Records from a data collection:
══════════
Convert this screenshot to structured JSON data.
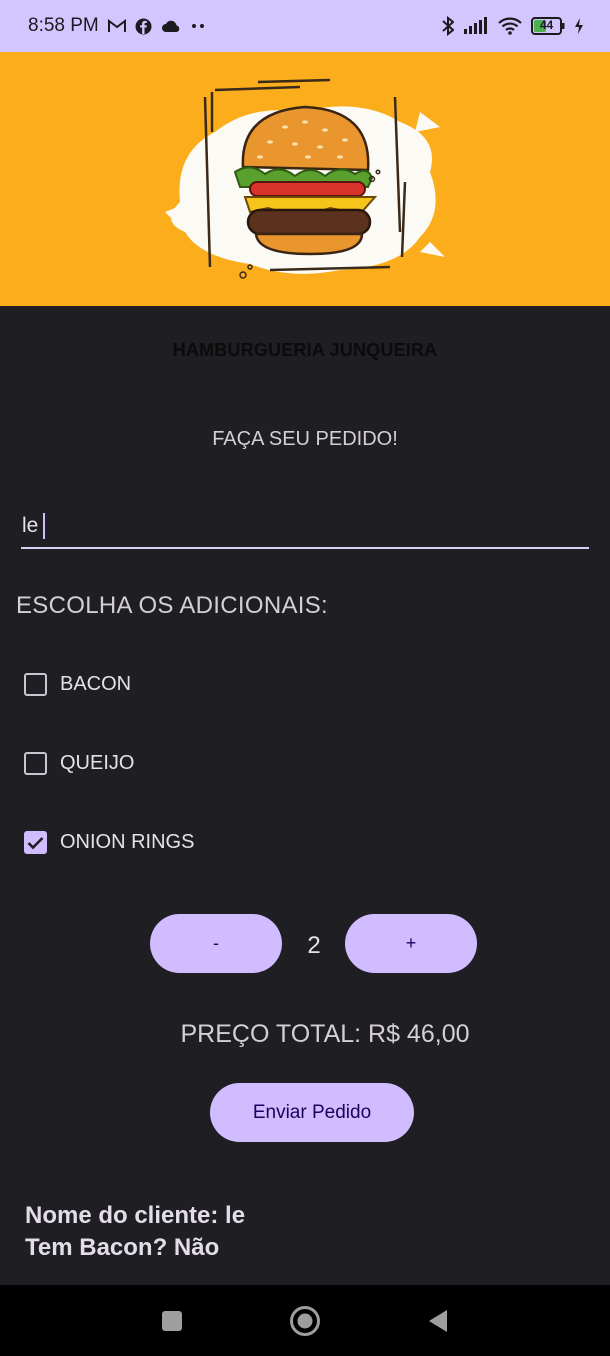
{
  "status_bar": {
    "time": "8:58 PM",
    "left_icons": [
      "gmail-icon",
      "facebook-icon",
      "cloud-icon",
      "more-dots-icon"
    ],
    "right_icons": [
      "bluetooth-icon",
      "signal-icon",
      "wifi-icon",
      "battery-icon",
      "charging-icon"
    ],
    "battery_level": "44"
  },
  "header": {
    "banner_color": "#fbad1c",
    "title": "HAMBURGUERIA JUNQUEIRA"
  },
  "order": {
    "subtitle": "FAÇA SEU PEDIDO!",
    "name_input_value": "le",
    "addons_label": "ESCOLHA OS ADICIONAIS:",
    "addons": [
      {
        "label": "BACON",
        "checked": false
      },
      {
        "label": "QUEIJO",
        "checked": false
      },
      {
        "label": "ONION RINGS",
        "checked": true
      }
    ],
    "decrement_label": "-",
    "increment_label": "+",
    "quantity": "2",
    "total": "PREÇO TOTAL: R$ 46,00",
    "submit_label": "Enviar Pedido"
  },
  "summary": {
    "line1": "Nome do cliente: le",
    "line2": "Tem Bacon? Não"
  },
  "nav_bar": {
    "icons": [
      "recents-square-icon",
      "home-circle-icon",
      "back-triangle-icon"
    ]
  },
  "colors": {
    "accent": "#d0bcff",
    "background": "#1f1e23",
    "status_bar": "#d3c6ff"
  }
}
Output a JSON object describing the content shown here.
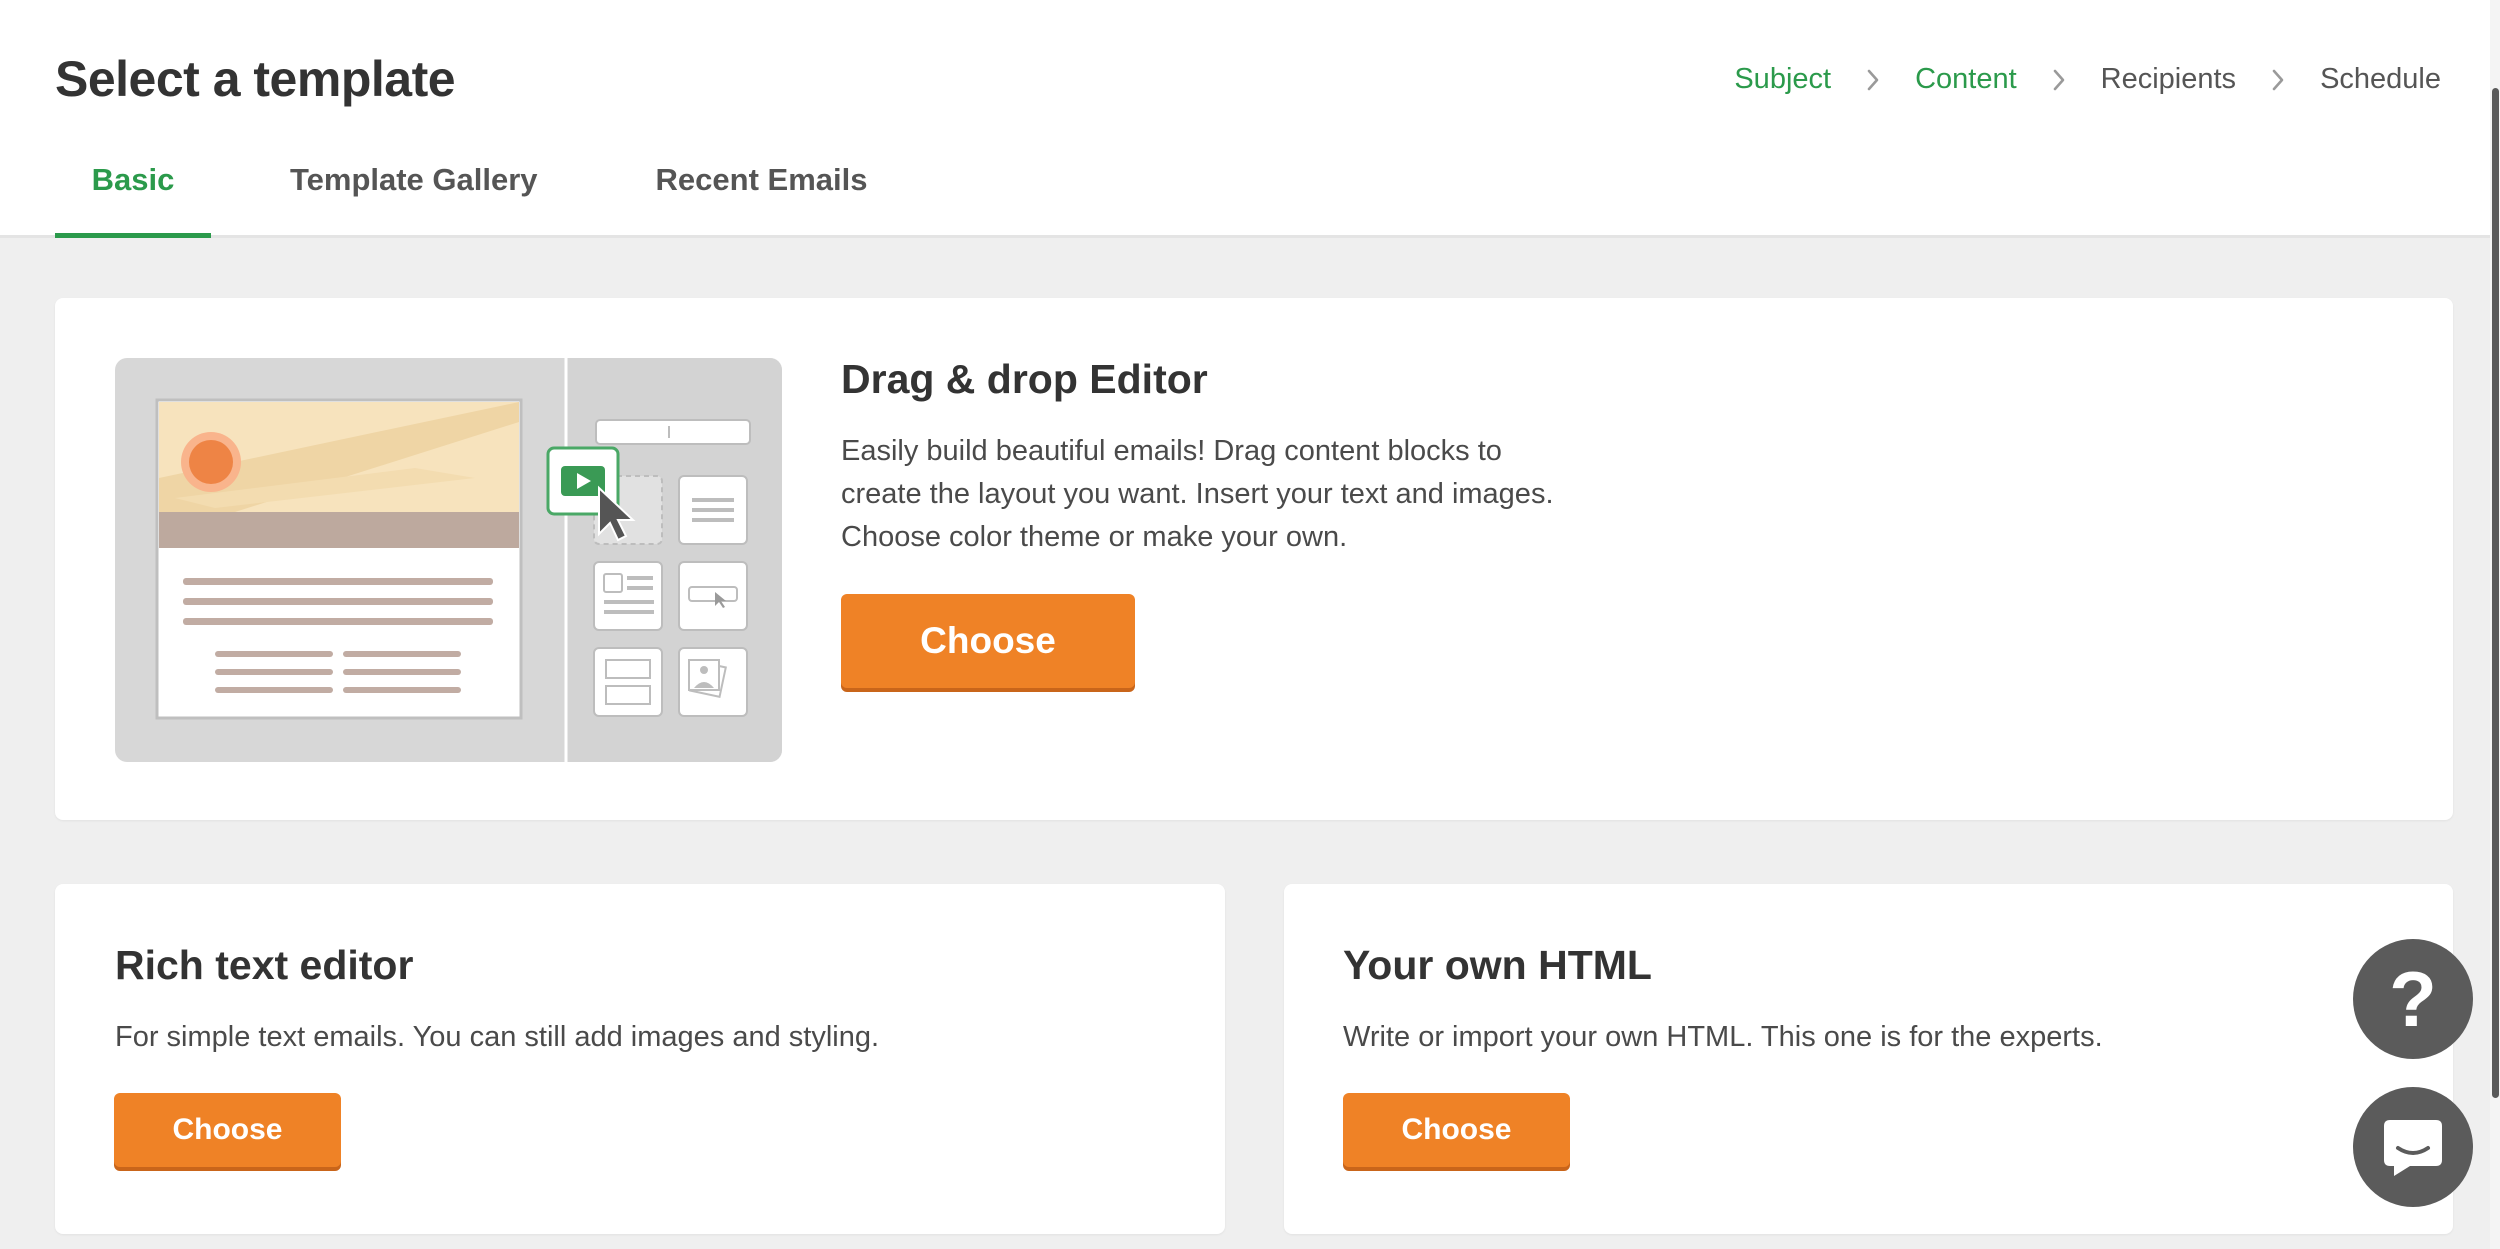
{
  "page": {
    "title": "Select a template"
  },
  "breadcrumb": {
    "steps": [
      {
        "label": "Subject"
      },
      {
        "label": "Content"
      },
      {
        "label": "Recipients"
      },
      {
        "label": "Schedule"
      }
    ]
  },
  "tabs": [
    {
      "label": "Basic"
    },
    {
      "label": "Template Gallery"
    },
    {
      "label": "Recent Emails"
    }
  ],
  "editors": {
    "drag_drop": {
      "title": "Drag & drop Editor",
      "description_lines": [
        "Easily build beautiful emails! Drag content blocks to",
        "create the layout you want. Insert your text and images.",
        "Choose color theme or make your own."
      ],
      "button": "Choose"
    },
    "rich_text": {
      "title": "Rich text editor",
      "description": "For simple text emails. You can still add images and styling.",
      "button": "Choose"
    },
    "own_html": {
      "title": "Your own HTML",
      "description": "Write or import your own HTML. This one is for the experts.",
      "button": "Choose"
    }
  },
  "help": {
    "glyph": "?"
  },
  "colors": {
    "accent_green": "#2b9a4b",
    "button_orange": "#ef8226",
    "background_grey": "#efefef",
    "floating_button": "#5b5b5b"
  },
  "icons": {
    "breadcrumb_separator": "chevron-right-icon",
    "help": "question-mark-icon",
    "chat": "chat-bubble-icon"
  }
}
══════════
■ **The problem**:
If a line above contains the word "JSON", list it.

■ **Output**:
Convert this screenshot to structured JSON data.
Output a JSON object describing the content shown here.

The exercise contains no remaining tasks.